Grants have been intended to further research in all realms, most notably the cancer world, although the past 40 years have demonstrated an obvious decrease in grant funding, leading to fewer research breakthroughs in the industry. Top federal cancer officials have noted that the grant system needs to be changed because of the cautious steps, which the many cancer institutes take when funding research, but steps have yet to be implemented to curb this fact.
Many top scientists and researchers have come up with novel ideas that can either lead to developing more drugs to combat cancer, or lead to a further understanding of the causes of cancer. However, many grant programs refuse to fund such endeavors because they don’t contribute wholeheartedly towards winning the fight against cancer. Many of these industries are still hoping to discover an overarching cure for cancer, and devote more time and money to this single endeavor. Additionally, even some of the studies that can prove to be helpful in the cancer world are denied because of the lack of further research; these scientists cannot receive the proper research without grants and many are therefore caught in this catch-22 of sorts.
Cancer research was supposed to have been much more developed than it is when this type of funding originally began 40 years ago, though it was hard to predict the massive impact cancer has had through modern society. With the many different forms and many different mutations, it has become increasingly difficult to develop an overarching “cure” for cancer. Many of the breakthroughs in the industry have come about as a result of outside monetary funding and donors who contribute large amounts to specific causes. Most of the funding for major grant sites additionally come from walkathons and memorial donations rather than a larger industry. The grant review committees are also becoming increasingly cautious with their money because of the small amount of funds they have to submit for research; if they do not see noticeable promise in specific research ventures, they will reject the plan. This has hindered many further steps in cancer research because of the smaller projects that can help towards gaining a better insight into the susceptibility of cancer.
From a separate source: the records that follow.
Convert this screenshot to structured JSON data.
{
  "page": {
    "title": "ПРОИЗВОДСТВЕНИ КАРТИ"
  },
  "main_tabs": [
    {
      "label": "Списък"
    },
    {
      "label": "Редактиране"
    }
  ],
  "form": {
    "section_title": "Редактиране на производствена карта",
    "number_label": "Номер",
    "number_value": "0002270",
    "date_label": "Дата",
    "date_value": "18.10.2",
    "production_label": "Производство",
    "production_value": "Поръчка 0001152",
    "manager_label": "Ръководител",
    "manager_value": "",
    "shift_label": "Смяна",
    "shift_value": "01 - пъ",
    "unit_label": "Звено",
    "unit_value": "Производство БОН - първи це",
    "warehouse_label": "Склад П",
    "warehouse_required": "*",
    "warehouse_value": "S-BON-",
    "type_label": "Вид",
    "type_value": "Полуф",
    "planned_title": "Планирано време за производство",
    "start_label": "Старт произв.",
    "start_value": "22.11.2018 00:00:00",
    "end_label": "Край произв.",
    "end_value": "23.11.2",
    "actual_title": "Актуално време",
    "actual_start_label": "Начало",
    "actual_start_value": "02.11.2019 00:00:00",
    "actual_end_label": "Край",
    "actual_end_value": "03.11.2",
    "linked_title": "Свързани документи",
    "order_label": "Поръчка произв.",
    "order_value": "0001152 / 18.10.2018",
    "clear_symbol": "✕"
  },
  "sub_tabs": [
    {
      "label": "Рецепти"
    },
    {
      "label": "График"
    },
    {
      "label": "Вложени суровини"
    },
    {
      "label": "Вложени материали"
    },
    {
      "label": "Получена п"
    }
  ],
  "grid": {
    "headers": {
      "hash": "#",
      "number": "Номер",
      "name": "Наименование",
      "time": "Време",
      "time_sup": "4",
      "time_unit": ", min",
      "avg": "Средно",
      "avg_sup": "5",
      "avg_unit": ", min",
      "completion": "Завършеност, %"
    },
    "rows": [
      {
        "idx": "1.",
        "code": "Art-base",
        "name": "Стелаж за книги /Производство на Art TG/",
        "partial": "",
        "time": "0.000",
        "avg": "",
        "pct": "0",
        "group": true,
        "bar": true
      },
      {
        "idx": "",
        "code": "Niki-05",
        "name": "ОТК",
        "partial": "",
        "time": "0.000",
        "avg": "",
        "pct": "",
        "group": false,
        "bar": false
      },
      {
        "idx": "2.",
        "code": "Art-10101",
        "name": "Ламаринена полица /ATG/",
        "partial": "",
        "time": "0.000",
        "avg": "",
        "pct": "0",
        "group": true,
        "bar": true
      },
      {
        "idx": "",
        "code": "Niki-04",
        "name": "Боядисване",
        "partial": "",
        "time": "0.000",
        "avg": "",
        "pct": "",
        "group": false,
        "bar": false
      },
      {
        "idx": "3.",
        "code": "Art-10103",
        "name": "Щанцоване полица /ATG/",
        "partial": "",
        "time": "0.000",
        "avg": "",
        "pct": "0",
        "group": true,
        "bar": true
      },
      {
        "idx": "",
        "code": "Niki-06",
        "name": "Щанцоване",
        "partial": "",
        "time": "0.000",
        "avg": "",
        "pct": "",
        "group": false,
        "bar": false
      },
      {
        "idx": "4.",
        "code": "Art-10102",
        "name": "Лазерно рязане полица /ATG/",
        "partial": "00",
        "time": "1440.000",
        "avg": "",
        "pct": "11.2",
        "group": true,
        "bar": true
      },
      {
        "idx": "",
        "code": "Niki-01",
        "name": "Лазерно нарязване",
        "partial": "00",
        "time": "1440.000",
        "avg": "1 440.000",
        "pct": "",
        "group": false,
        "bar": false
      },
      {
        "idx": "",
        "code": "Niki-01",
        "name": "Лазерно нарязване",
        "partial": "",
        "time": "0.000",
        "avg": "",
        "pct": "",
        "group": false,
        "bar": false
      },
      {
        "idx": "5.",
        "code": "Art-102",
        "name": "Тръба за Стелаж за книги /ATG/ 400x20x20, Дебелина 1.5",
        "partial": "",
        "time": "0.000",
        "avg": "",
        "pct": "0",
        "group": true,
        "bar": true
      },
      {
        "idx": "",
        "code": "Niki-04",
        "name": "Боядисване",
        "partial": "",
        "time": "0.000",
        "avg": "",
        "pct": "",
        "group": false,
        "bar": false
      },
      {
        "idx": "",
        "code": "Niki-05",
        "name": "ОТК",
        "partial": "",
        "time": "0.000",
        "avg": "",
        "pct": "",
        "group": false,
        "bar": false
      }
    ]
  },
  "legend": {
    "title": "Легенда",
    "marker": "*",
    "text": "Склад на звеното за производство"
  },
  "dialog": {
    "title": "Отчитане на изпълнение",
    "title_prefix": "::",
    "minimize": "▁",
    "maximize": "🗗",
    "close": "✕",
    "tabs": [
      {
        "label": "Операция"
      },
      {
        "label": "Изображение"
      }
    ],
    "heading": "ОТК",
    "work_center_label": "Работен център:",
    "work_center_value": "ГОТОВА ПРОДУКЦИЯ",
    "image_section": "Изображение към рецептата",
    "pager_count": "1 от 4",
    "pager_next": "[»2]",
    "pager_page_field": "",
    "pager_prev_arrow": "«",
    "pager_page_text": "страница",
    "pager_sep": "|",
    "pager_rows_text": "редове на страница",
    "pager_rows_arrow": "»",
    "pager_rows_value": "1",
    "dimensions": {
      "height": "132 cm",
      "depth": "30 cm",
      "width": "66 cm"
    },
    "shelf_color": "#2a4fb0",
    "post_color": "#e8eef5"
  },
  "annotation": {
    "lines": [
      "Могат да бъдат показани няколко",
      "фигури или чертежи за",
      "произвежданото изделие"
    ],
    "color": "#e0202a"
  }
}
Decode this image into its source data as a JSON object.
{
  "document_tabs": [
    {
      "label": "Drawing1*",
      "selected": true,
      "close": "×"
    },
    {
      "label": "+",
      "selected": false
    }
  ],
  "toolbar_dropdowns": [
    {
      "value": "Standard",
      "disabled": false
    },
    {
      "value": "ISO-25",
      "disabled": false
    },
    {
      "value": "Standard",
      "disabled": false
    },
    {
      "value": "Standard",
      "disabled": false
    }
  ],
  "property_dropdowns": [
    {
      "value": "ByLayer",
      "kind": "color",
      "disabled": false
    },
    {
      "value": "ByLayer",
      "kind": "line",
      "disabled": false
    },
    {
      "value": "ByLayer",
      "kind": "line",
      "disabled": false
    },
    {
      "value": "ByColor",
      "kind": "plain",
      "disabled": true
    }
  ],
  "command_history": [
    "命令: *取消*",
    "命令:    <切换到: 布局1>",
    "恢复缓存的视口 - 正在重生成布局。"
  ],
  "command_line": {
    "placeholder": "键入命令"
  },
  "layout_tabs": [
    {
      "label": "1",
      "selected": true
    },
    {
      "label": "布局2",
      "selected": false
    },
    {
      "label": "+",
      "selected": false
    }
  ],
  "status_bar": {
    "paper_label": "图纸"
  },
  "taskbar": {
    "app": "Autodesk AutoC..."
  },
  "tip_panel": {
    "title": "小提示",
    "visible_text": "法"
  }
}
While there are many ventures throughout the nation that require more funds than the cancer industry does at a faster pace, there should at least be additional funding that supports these endeavors. For a disease, which has afflicted thousands of Americans over the past decades, we have yet to make the cancer industry a top priority in any government funding. This may not change any time soon, but recognizing the fact that research is not moving at a fast pace due to this lack of funds for grants is important towards gaining a better system to support this research.